This gap will likely be filled by bioenergy, hydrogen and carbon capture usage and storage enabled power plants. But, over 20GW of this capacity will be used in fewer than 5% of hours.

Focusing solely on investing in renewables therefore comes with risk, as investors will see their assets turned off for periods of time or not earning revenue, warned Rajiv Gogna, partner at LCP.

“However, a diversified approach that looks for more ‘value-add’ and opportunistic approaches to infrastructure investment can balance this risk by exploring less well-established technologies such as batteries which would sit well against generation assets,” said Gogna.


This is the key chart from the LCP analysis:

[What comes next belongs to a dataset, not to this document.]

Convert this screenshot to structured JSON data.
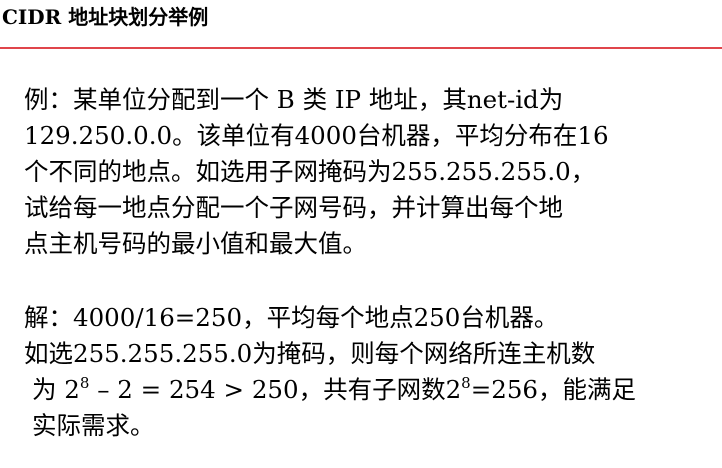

If that 72 TWh had to be paid to constrain, at say £100/MWh, it would cost consumers £7.2bn. Given CfD prices and current market prices, I suspect £100/MWh would probably be a massive understatement.

There is of course talk of using this surplus for storage, electrolysis and export.:

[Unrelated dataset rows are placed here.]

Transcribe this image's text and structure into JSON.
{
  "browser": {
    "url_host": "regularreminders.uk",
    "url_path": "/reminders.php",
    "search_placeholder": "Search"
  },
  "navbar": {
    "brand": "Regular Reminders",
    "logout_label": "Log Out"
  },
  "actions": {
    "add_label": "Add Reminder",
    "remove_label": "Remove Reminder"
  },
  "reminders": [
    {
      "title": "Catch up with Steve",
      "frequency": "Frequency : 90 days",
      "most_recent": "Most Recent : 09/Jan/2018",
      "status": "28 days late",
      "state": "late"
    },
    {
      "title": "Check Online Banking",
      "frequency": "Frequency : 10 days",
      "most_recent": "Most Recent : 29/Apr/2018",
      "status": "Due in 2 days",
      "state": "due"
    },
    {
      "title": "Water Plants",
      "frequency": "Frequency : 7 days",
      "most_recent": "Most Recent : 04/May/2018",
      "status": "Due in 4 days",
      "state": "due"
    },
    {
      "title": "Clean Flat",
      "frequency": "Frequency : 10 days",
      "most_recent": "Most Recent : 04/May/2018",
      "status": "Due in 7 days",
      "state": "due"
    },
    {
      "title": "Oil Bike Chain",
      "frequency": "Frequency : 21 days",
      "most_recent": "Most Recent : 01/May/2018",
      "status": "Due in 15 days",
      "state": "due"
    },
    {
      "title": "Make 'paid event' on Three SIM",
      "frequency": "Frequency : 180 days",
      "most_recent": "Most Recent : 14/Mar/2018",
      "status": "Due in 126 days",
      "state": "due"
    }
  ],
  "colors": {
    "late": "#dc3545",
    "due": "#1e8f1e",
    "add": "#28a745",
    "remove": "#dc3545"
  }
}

‘”to keep balancing and constraint costs down, and to mitigate falling revenues for renewable generators, over 50GW of new demand-side flexibility from energy storage, electrolysers and interconnectors will be needed.”

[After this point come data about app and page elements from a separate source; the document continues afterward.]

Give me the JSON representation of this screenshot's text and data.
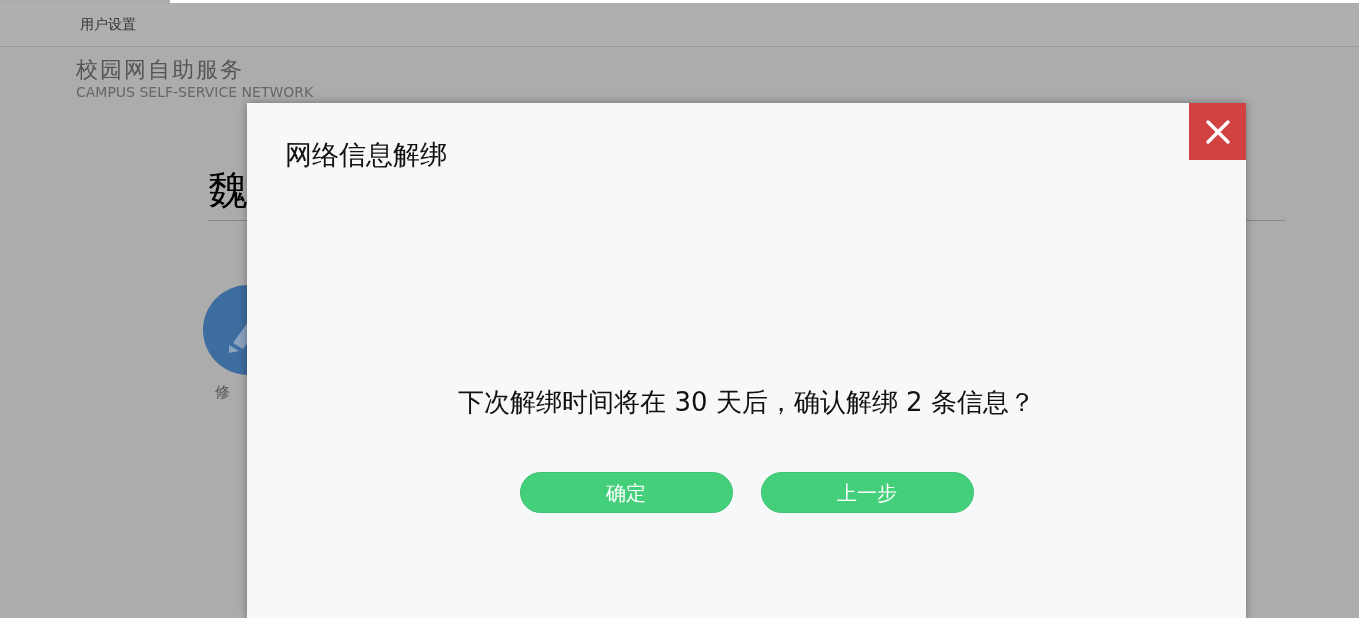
{
  "topbar": {
    "menu_item": "用户设置"
  },
  "brand": {
    "title": "校园网自助服务",
    "subtitle": "CAMPUS  SELF-SERVICE NETWORK"
  },
  "page": {
    "heading": "魏",
    "action_label": "修"
  },
  "dialog": {
    "title": "网络信息解绑",
    "message": "下次解绑时间将在 30 天后，确认解绑 2 条信息？",
    "buttons": [
      "确定",
      "上一步"
    ]
  }
}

But as usual, they conflate GW with GWh. It seems likely that large chunks of this surplus of 72 TWh will be concentrated during certain periods rather than spread evenly throughout the year. For instance, during summer when demand is low, and during windy spells of weather. Battery storage will be next to useless in this situation, because it typically can only store enough electricity to supply for an hour or two, rather than for weeks at a time which will be needed.

Export via interconnectors also seems highly optimistic, since the rest of Europe will probably also be in surplus. At best, we would have to sell at a huge loss.

As for electrolysis, the government’s plan is for only 5GW of capacity by 2030. And as the above chart indicates, the process would be horribly inefficient, given that it would not be working for large parts of the year. In any event, it is one thing constructing 5GW of electrolysing capacity; but it is quite another being able to store all of that hydrogen during the summer, for use in winter.

Which all brings us back to paying for the surplus to be constrained off. With 50GW of offshore wind, we would expect annual output of 175 TWh. A surplus of 72 TWh therefore represents 41% of that output. Looked at another way, this would mean the cost of wind power would be 70% higher, if the surplus is wasted, compared to the output all being sold as it is now. This totally transforms the economics of wind power, and the problem will get much worse beyond 2030 as more offshore wind is added. (And we have not even included the cost of standby capacity yet!)

I have deliberately allocated this surplus to offshore wind, because this is exactly the root of the problem lies. In a normal world, we would still build nuclear power for baseload, whilst solar power remains insignificant in the overall view of things.

But in a normal world, we would not be subsidising offshore wind farms.


MAY 16, 2022